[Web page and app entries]

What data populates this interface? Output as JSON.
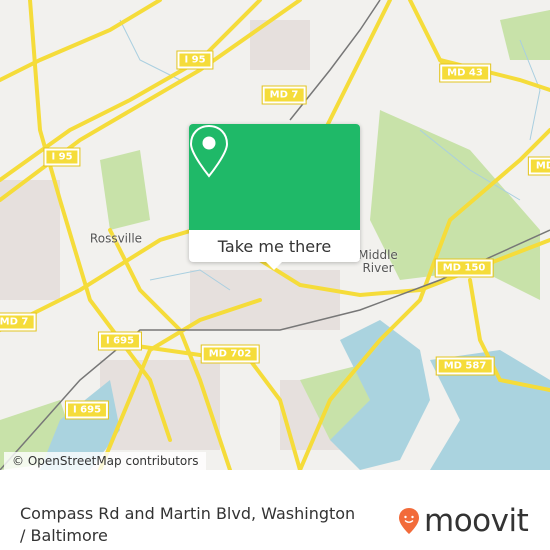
{
  "map": {
    "road_labels": [
      "I 95",
      "MD 7",
      "MD 43",
      "I 95",
      "MD",
      "MD 150",
      "MD 7",
      "I 695",
      "MD 702",
      "MD 587",
      "I 695"
    ],
    "places": [
      "Rossville",
      "Middle\nRiver"
    ],
    "colors": {
      "land": "#f2f1ee",
      "water": "#aad3df",
      "park": "#c8e2a9",
      "road": "#f5dc3a"
    }
  },
  "popup": {
    "button_label": "Take me there",
    "icon": "map-pin-icon",
    "color": "#1fb968"
  },
  "attribution": "© OpenStreetMap contributors",
  "footer": {
    "title": "Compass Rd and Martin Blvd, Washington / Baltimore",
    "brand": "moovit",
    "brand_color": "#f26b3a"
  }
}
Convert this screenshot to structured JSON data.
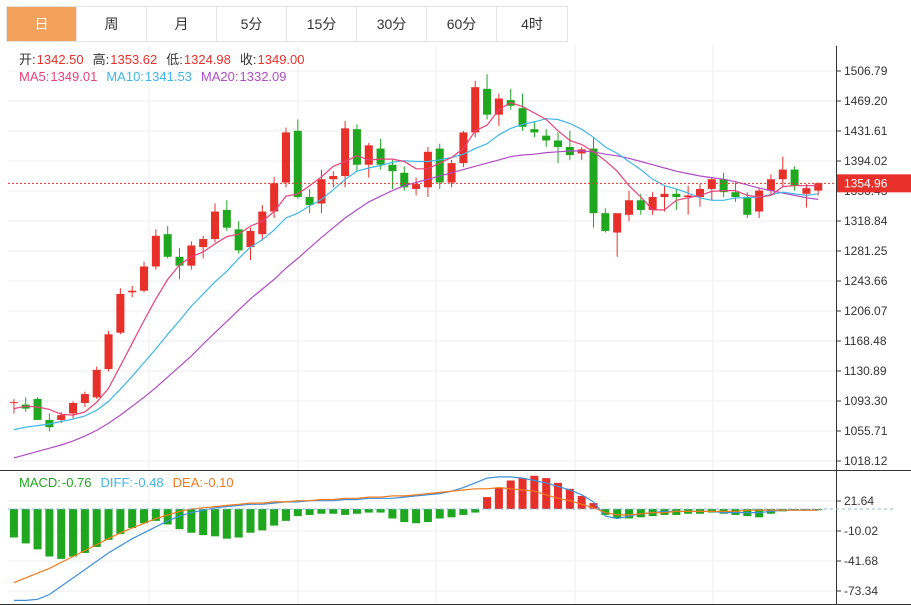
{
  "tabs": [
    "日",
    "周",
    "月",
    "5分",
    "15分",
    "30分",
    "60分",
    "4时"
  ],
  "active_tab": 0,
  "ohlc_info": [
    {
      "label": "开:",
      "value": "1342.50"
    },
    {
      "label": "高:",
      "value": "1353.62"
    },
    {
      "label": "低:",
      "value": "1324.98"
    },
    {
      "label": "收:",
      "value": "1349.00"
    }
  ],
  "ma_info": [
    {
      "label": "MA5:",
      "value": "1349.01"
    },
    {
      "label": "MA10:",
      "value": "1341.53"
    },
    {
      "label": "MA20:",
      "value": "1332.09"
    }
  ],
  "macd_info": [
    {
      "label": "MACD:",
      "value": "-0.76"
    },
    {
      "label": "DIFF:",
      "value": "-0.48"
    },
    {
      "label": "DEA:",
      "value": "-0.10"
    }
  ],
  "colors": {
    "up": "#e8302a",
    "down": "#1fa81f",
    "ma5": "#e8417a",
    "ma10": "#3fb6e8",
    "ma20": "#b04cc6",
    "diff": "#3e8fd9",
    "dea": "#f07a1c",
    "label": "#333333",
    "value_red": "#e8302a",
    "macd_label": "#1fa81f",
    "diff_label": "#3fb6e8",
    "dea_label": "#f07a1c"
  },
  "chart_data": [
    {
      "type": "candlestick",
      "ylim": [
        1000,
        1525
      ],
      "y_ticks": [
        "1506.79",
        "1469.20",
        "1431.61",
        "1394.02",
        "1356.43",
        "1318.84",
        "1281.25",
        "1243.66",
        "1206.07",
        "1168.48",
        "1130.89",
        "1093.30",
        "1055.71",
        "1018.12"
      ],
      "last_price": "1354.96",
      "candles": [
        [
          1083,
          1088,
          1070,
          1084
        ],
        [
          1081,
          1090,
          1072,
          1076
        ],
        [
          1088,
          1090,
          1062,
          1062
        ],
        [
          1062,
          1070,
          1048,
          1053
        ],
        [
          1062,
          1072,
          1058,
          1068
        ],
        [
          1070,
          1085,
          1064,
          1083
        ],
        [
          1083,
          1097,
          1078,
          1094
        ],
        [
          1090,
          1128,
          1088,
          1124
        ],
        [
          1125,
          1172,
          1122,
          1168
        ],
        [
          1170,
          1225,
          1168,
          1218
        ],
        [
          1220,
          1228,
          1214,
          1222
        ],
        [
          1222,
          1258,
          1220,
          1252
        ],
        [
          1252,
          1298,
          1248,
          1290
        ],
        [
          1292,
          1302,
          1262,
          1264
        ],
        [
          1264,
          1275,
          1236,
          1253
        ],
        [
          1253,
          1283,
          1248,
          1278
        ],
        [
          1276,
          1290,
          1262,
          1286
        ],
        [
          1286,
          1330,
          1282,
          1320
        ],
        [
          1322,
          1334,
          1296,
          1300
        ],
        [
          1298,
          1308,
          1268,
          1272
        ],
        [
          1276,
          1300,
          1260,
          1296
        ],
        [
          1292,
          1328,
          1284,
          1320
        ],
        [
          1320,
          1363,
          1312,
          1355
        ],
        [
          1356,
          1424,
          1350,
          1418
        ],
        [
          1420,
          1434,
          1336,
          1338
        ],
        [
          1338,
          1348,
          1318,
          1328
        ],
        [
          1330,
          1372,
          1318,
          1360
        ],
        [
          1360,
          1370,
          1350,
          1364
        ],
        [
          1364,
          1432,
          1350,
          1423
        ],
        [
          1422,
          1428,
          1370,
          1378
        ],
        [
          1378,
          1405,
          1362,
          1402
        ],
        [
          1398,
          1410,
          1372,
          1378
        ],
        [
          1378,
          1384,
          1348,
          1370
        ],
        [
          1368,
          1376,
          1346,
          1350
        ],
        [
          1348,
          1362,
          1340,
          1354
        ],
        [
          1350,
          1400,
          1338,
          1394
        ],
        [
          1398,
          1404,
          1348,
          1356
        ],
        [
          1356,
          1384,
          1350,
          1380
        ],
        [
          1380,
          1420,
          1375,
          1418
        ],
        [
          1418,
          1482,
          1412,
          1474
        ],
        [
          1472,
          1490,
          1434,
          1440
        ],
        [
          1440,
          1466,
          1426,
          1460
        ],
        [
          1458,
          1472,
          1446,
          1451
        ],
        [
          1448,
          1466,
          1420,
          1425
        ],
        [
          1422,
          1432,
          1412,
          1418
        ],
        [
          1414,
          1422,
          1400,
          1408
        ],
        [
          1408,
          1418,
          1380,
          1400
        ],
        [
          1400,
          1420,
          1384,
          1390
        ],
        [
          1392,
          1400,
          1384,
          1397
        ],
        [
          1398,
          1412,
          1300,
          1318
        ],
        [
          1318,
          1324,
          1294,
          1296
        ],
        [
          1294,
          1316,
          1264,
          1318
        ],
        [
          1316,
          1346,
          1308,
          1334
        ],
        [
          1334,
          1342,
          1316,
          1322
        ],
        [
          1322,
          1344,
          1316,
          1338
        ],
        [
          1338,
          1352,
          1320,
          1342
        ],
        [
          1342,
          1348,
          1322,
          1338
        ],
        [
          1338,
          1352,
          1316,
          1340
        ],
        [
          1338,
          1354,
          1326,
          1348
        ],
        [
          1348,
          1362,
          1334,
          1360
        ],
        [
          1360,
          1368,
          1338,
          1344
        ],
        [
          1344,
          1356,
          1332,
          1338
        ],
        [
          1338,
          1344,
          1312,
          1316
        ],
        [
          1320,
          1350,
          1312,
          1346
        ],
        [
          1346,
          1366,
          1340,
          1360
        ],
        [
          1360,
          1388,
          1350,
          1372
        ],
        [
          1372,
          1376,
          1346,
          1352
        ],
        [
          1342,
          1354,
          1325,
          1349
        ],
        [
          1346,
          1356,
          1340,
          1355
        ]
      ],
      "ma5": [
        1076,
        1079,
        1078,
        1075,
        1069,
        1068,
        1072,
        1084,
        1101,
        1129,
        1157,
        1185,
        1212,
        1236,
        1254,
        1264,
        1270,
        1280,
        1289,
        1292,
        1302,
        1308,
        1320,
        1339,
        1342,
        1352,
        1363,
        1376,
        1382,
        1389,
        1384,
        1385,
        1385,
        1382,
        1373,
        1373,
        1380,
        1387,
        1398,
        1420,
        1427,
        1446,
        1455,
        1450,
        1442,
        1434,
        1420,
        1408,
        1403,
        1394,
        1383,
        1370,
        1352,
        1338,
        1322,
        1322,
        1334,
        1337,
        1340,
        1345,
        1346,
        1346,
        1340,
        1338,
        1340,
        1351,
        1352,
        1352,
        1352
      ],
      "ma10": [
        1050,
        1053,
        1055,
        1057,
        1060,
        1063,
        1067,
        1074,
        1085,
        1100,
        1116,
        1133,
        1150,
        1168,
        1185,
        1203,
        1218,
        1233,
        1246,
        1262,
        1276,
        1285,
        1297,
        1312,
        1318,
        1327,
        1335,
        1347,
        1360,
        1370,
        1374,
        1377,
        1381,
        1383,
        1382,
        1382,
        1384,
        1387,
        1391,
        1398,
        1404,
        1415,
        1423,
        1428,
        1431,
        1435,
        1434,
        1429,
        1422,
        1412,
        1400,
        1392,
        1382,
        1372,
        1360,
        1352,
        1348,
        1343,
        1337,
        1334,
        1334,
        1337,
        1337,
        1338,
        1341,
        1344,
        1342,
        1340,
        1342
      ],
      "ma20": [
        1015,
        1019,
        1023,
        1027,
        1031,
        1036,
        1042,
        1049,
        1058,
        1068,
        1079,
        1090,
        1102,
        1115,
        1128,
        1141,
        1156,
        1170,
        1184,
        1198,
        1212,
        1224,
        1236,
        1250,
        1262,
        1275,
        1288,
        1300,
        1312,
        1322,
        1332,
        1339,
        1346,
        1352,
        1356,
        1360,
        1364,
        1368,
        1372,
        1376,
        1380,
        1384,
        1388,
        1390,
        1391,
        1393,
        1394,
        1395,
        1395,
        1394,
        1391,
        1389,
        1386,
        1382,
        1378,
        1374,
        1370,
        1367,
        1364,
        1362,
        1360,
        1357,
        1353,
        1349,
        1346,
        1343,
        1340,
        1337,
        1335
      ]
    },
    {
      "type": "bar",
      "name": "MACD",
      "ylim": [
        -80,
        32
      ],
      "y_ticks": [
        "21.64",
        "-10.02",
        "-41.68",
        "-73.34"
      ],
      "macd": [
        -24,
        -29,
        -34,
        -40,
        -42,
        -40,
        -37,
        -32,
        -26,
        -21,
        -16,
        -12,
        -10,
        -13,
        -17,
        -20,
        -22,
        -23,
        -25,
        -24,
        -20,
        -18,
        -14,
        -10,
        -6,
        -5,
        -4,
        -4,
        -5,
        -4,
        -3,
        -3,
        -8,
        -11,
        -12,
        -11,
        -8,
        -7,
        -5,
        -3,
        10,
        18,
        24,
        26,
        28,
        26,
        22,
        17,
        11,
        5,
        -5,
        -8,
        -8,
        -7,
        -6,
        -5,
        -5,
        -4,
        -4,
        -3,
        -4,
        -5,
        -6,
        -7,
        -4,
        -2,
        -1,
        -1,
        -1
      ],
      "diff": [
        -77,
        -77,
        -76,
        -72,
        -65,
        -58,
        -51,
        -44,
        -37,
        -31,
        -25,
        -20,
        -15,
        -10,
        -6,
        -3,
        -1,
        1,
        2,
        3,
        4,
        4,
        5,
        6,
        6,
        7,
        7,
        7,
        8,
        8,
        9,
        9,
        9,
        10,
        11,
        12,
        13,
        15,
        18,
        22,
        26,
        27,
        27,
        26,
        24,
        22,
        19,
        16,
        12,
        6,
        -6,
        -8,
        -6,
        -4,
        -3,
        -2,
        -2,
        -2,
        -2,
        -2,
        -3,
        -3,
        -3,
        -3,
        -2,
        -1,
        -1,
        -1,
        -1
      ],
      "dea": [
        -62,
        -58,
        -54,
        -50,
        -45,
        -40,
        -35,
        -30,
        -25,
        -20,
        -16,
        -12,
        -8,
        -5,
        -2,
        0,
        1,
        2,
        3,
        4,
        5,
        5,
        6,
        6,
        7,
        7,
        8,
        8,
        9,
        9,
        10,
        10,
        11,
        11,
        12,
        13,
        14,
        15,
        16,
        17,
        17,
        18,
        17,
        16,
        15,
        12,
        9,
        7,
        4,
        1,
        -3,
        -5,
        -5,
        -4,
        -3,
        -3,
        -2,
        -2,
        -2,
        -2,
        -2,
        -2,
        -1,
        -1,
        -1,
        -1,
        -1,
        -1,
        -1
      ]
    }
  ]
}
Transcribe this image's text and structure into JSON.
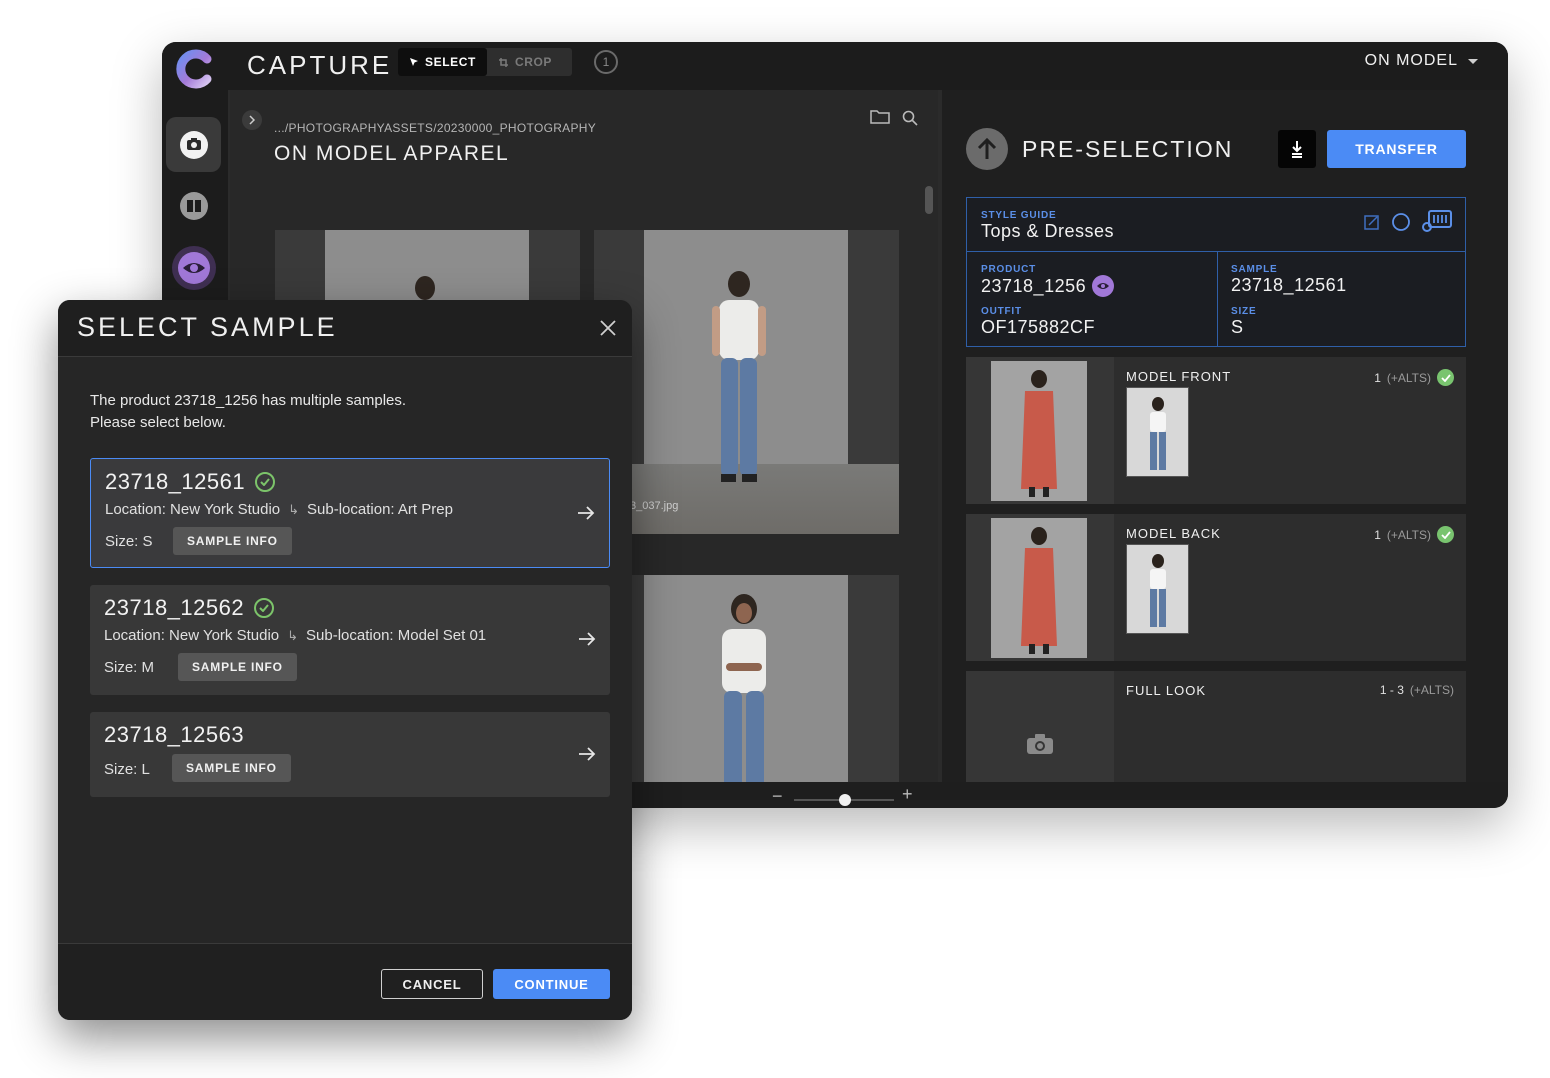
{
  "app": {
    "title": "CAPTURE",
    "tools": {
      "select": "SELECT",
      "crop": "CROP"
    },
    "info": "1",
    "mode": "ON MODEL"
  },
  "browser": {
    "path": ".../PHOTOGRAPHYASSETS/20230000_PHOTOGRAPHY",
    "title": "ON MODEL APPAREL",
    "filename": "3_037.jpg"
  },
  "preselection": {
    "title": "PRE-SELECTION",
    "transfer_label": "TRANSFER",
    "style_guide": {
      "label": "STYLE GUIDE",
      "value": "Tops & Dresses"
    },
    "product": {
      "label": "PRODUCT",
      "value": "23718_1256"
    },
    "sample": {
      "label": "SAMPLE",
      "value": "23718_12561"
    },
    "outfit": {
      "label": "OUTFIT",
      "value": "OF175882CF"
    },
    "size": {
      "label": "SIZE",
      "value": "S"
    },
    "shots": [
      {
        "name": "MODEL FRONT",
        "count": "1",
        "alts": "(+ALTS)",
        "done": true
      },
      {
        "name": "MODEL BACK",
        "count": "1",
        "alts": "(+ALTS)",
        "done": true
      },
      {
        "name": "FULL LOOK",
        "count": "1 - 3",
        "alts": "(+ALTS)",
        "done": false
      }
    ]
  },
  "dialog": {
    "title": "SELECT SAMPLE",
    "message_line1": "The product 23718_1256 has multiple samples.",
    "message_line2": "Please select below.",
    "samples": [
      {
        "id": "23718_12561",
        "location": "Location: New York Studio",
        "sublocation": "Sub-location: Art Prep",
        "size": "Size: S",
        "info_label": "SAMPLE INFO",
        "selected": true
      },
      {
        "id": "23718_12562",
        "location": "Location: New York Studio",
        "sublocation": "Sub-location: Model Set 01",
        "size": "Size: M",
        "info_label": "SAMPLE INFO",
        "selected": false
      },
      {
        "id": "23718_12563",
        "size": "Size: L",
        "info_label": "SAMPLE INFO",
        "selected": false
      }
    ],
    "cancel_label": "CANCEL",
    "continue_label": "CONTINUE"
  },
  "colors": {
    "accent": "#4b8bf5",
    "success": "#79c46f",
    "eye_badge": "#a178d8",
    "panel": "#1f1f1f"
  },
  "icons": [
    "capture-logo",
    "camera-icon",
    "book-icon",
    "eye-icon",
    "folder-icon",
    "search-icon",
    "upload-arrow-icon",
    "download-icon",
    "close-icon",
    "arrow-right-icon",
    "check-icon"
  ]
}
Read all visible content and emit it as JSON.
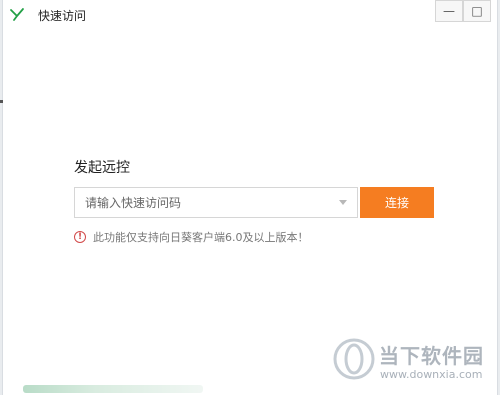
{
  "window": {
    "title": "快速访问",
    "minimize_icon": "minimize-icon",
    "maximize_icon": "maximize-icon"
  },
  "remote": {
    "section_title": "发起远控",
    "code_input": {
      "placeholder": "请输入快速访问码",
      "value": ""
    },
    "connect_label": "连接",
    "notice": "此功能仅支持向日葵客户端6.0及以上版本！"
  },
  "watermark": {
    "name": "当下软件园",
    "url": "www.downxia.com"
  },
  "colors": {
    "accent": "#f57d21",
    "app_icon": "#22a046",
    "notice_icon": "#d24a4a"
  }
}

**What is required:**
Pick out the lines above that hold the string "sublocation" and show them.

**Answer to this task:**
        "sublocation": "Sub-location: Art Prep",
        "sublocation": "Sub-location: Model Set 01",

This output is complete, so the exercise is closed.